Hate groups are planning a visible presence among the thousands of protesters at the Republican National Convention next month. Police departments are raising flags about Cleveland’s preparedness to host the event, Politico reports. The committee organizing the convention warned that any last-minute changes to the city’s protest restrictions could make it impossible to guarantee conventiongoers’ safety. Then a judge threw out the plan. There is a backdrop of uncertainty and anxiety less than three weeks before delegates congregate to nominate Donald Trump for president. “It’s more dangerous. It’s going to be far more dangerous for every one of us,” said Regina Thomson, a delegate from Colorado.
The Committee on Arrangements — the Republican Party’s convention-planning body — has yet to issue safety and logistical guidance to delegates, guests and media, who will be arriving en masse in two weeks. Both pro- and anti-Trump activists will flood the streets of downtown Cleveland, sometimes simultaneously, and could create a volatile atmosphere for conventiongoers. Cleveland has insisted for months that it’s prepared to handle the influx. The city just hosted 1.3 million people for a parade to celebrate the NBA champion Cavaliers. The convention is expected to draw about 50,000. The police department has issued a 50-page security blueprint that spells out its law enforcement plans, along with emergency response, first aid and tactical resources. The city is likely to issue revised boundaries for its protest zone today.
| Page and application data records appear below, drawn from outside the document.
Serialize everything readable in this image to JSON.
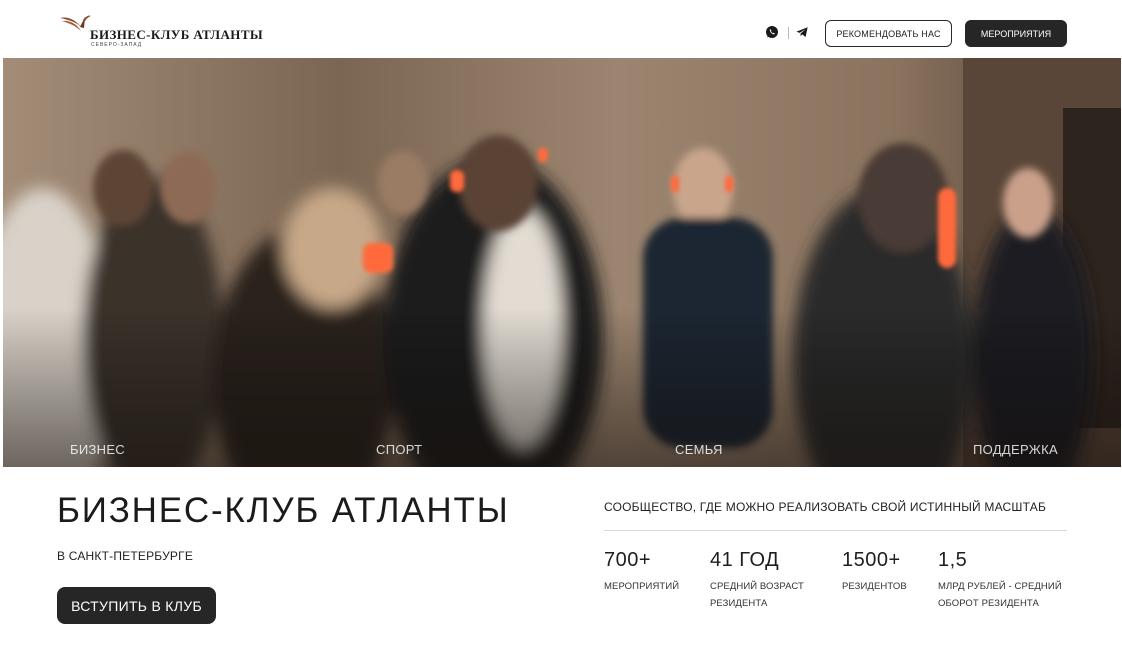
{
  "header": {
    "logo_title": "БИЗНЕС-КЛУБ АТЛАНТЫ",
    "logo_subtitle": "СЕВЕРО-ЗАПАД",
    "icons": [
      "whatsapp-icon",
      "telegram-icon"
    ],
    "recommend_label": "РЕКОМЕНДОВАТЬ НАС",
    "events_label": "МЕРОПРИЯТИЯ"
  },
  "hero": {
    "tabs": [
      "БИЗНЕС",
      "СПОРТ",
      "СЕМЬЯ",
      "ПОДДЕРЖКА"
    ]
  },
  "intro": {
    "title": "БИЗНЕС-КЛУБ АТЛАНТЫ",
    "city": "В САНКТ-ПЕТЕРБУРГЕ",
    "join_label": "ВСТУПИТЬ В КЛУБ"
  },
  "about": {
    "tagline": "СООБЩЕСТВО, ГДЕ МОЖНО РЕАЛИЗОВАТЬ СВОЙ ИСТИННЫЙ МАСШТАБ",
    "stats": [
      {
        "value": "700+",
        "label_line1": "МЕРОПРИЯТИЙ",
        "label_line2": ""
      },
      {
        "value": "41 ГОД",
        "label_line1": "СРЕДНИЙ ВОЗРАСТ",
        "label_line2": "РЕЗИДЕНТА"
      },
      {
        "value": "1500+",
        "label_line1": "РЕЗИДЕНТОВ",
        "label_line2": ""
      },
      {
        "value": "1,5",
        "label_line1": "МЛРД РУБЛЕЙ - СРЕДНИЙ",
        "label_line2": "ОБОРОТ РЕЗИДЕНТА"
      }
    ]
  },
  "colors": {
    "accent_dark": "#262626",
    "logo_accent": "#8a4b2e",
    "headphone_glow": "#ff6a3d",
    "divider": "#d8d8d8"
  }
}
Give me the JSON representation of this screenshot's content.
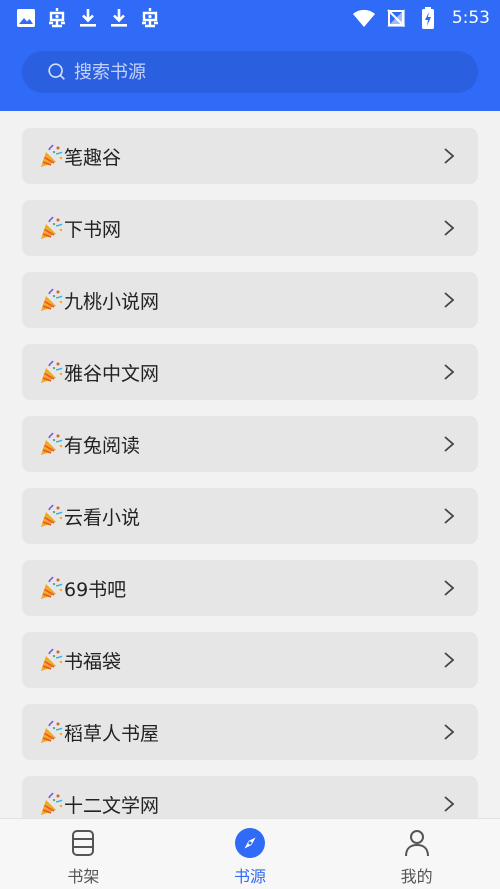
{
  "colors": {
    "header": "#2f6bf6",
    "search_bg": "#2a5fe0",
    "list_item_bg": "#e6e6e6",
    "page_bg": "#f2f2f2",
    "active_tab": "#2f6bf6",
    "inactive_tab": "#555555"
  },
  "statusbar": {
    "left_icons": [
      "image-icon",
      "bug-icon",
      "download-icon",
      "download-icon",
      "bug-icon"
    ],
    "right_icons": [
      "wifi-icon",
      "no-signal-icon",
      "battery-charging-icon"
    ],
    "time": "5:53"
  },
  "search": {
    "placeholder": "搜索书源",
    "value": ""
  },
  "sources": [
    {
      "label": "笔趣谷",
      "icon": "party-popper-icon"
    },
    {
      "label": "下书网",
      "icon": "party-popper-icon"
    },
    {
      "label": "九桃小说网",
      "icon": "party-popper-icon"
    },
    {
      "label": "雅谷中文网",
      "icon": "party-popper-icon"
    },
    {
      "label": "有兔阅读",
      "icon": "party-popper-icon"
    },
    {
      "label": "云看小说",
      "icon": "party-popper-icon"
    },
    {
      "label": "69书吧",
      "icon": "party-popper-icon"
    },
    {
      "label": "书福袋",
      "icon": "party-popper-icon"
    },
    {
      "label": "稻草人书屋",
      "icon": "party-popper-icon"
    },
    {
      "label": "十二文学网",
      "icon": "party-popper-icon"
    }
  ],
  "bottom_nav": [
    {
      "label": "书架",
      "icon": "bookshelf-icon",
      "active": false
    },
    {
      "label": "书源",
      "icon": "compass-icon",
      "active": true
    },
    {
      "label": "我的",
      "icon": "person-icon",
      "active": false
    }
  ]
}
The original plan was tossed by U.S. District Court Judge James Gwin last week after the American Civil Liberties Union filed suit, claiming the zone was too restrictive.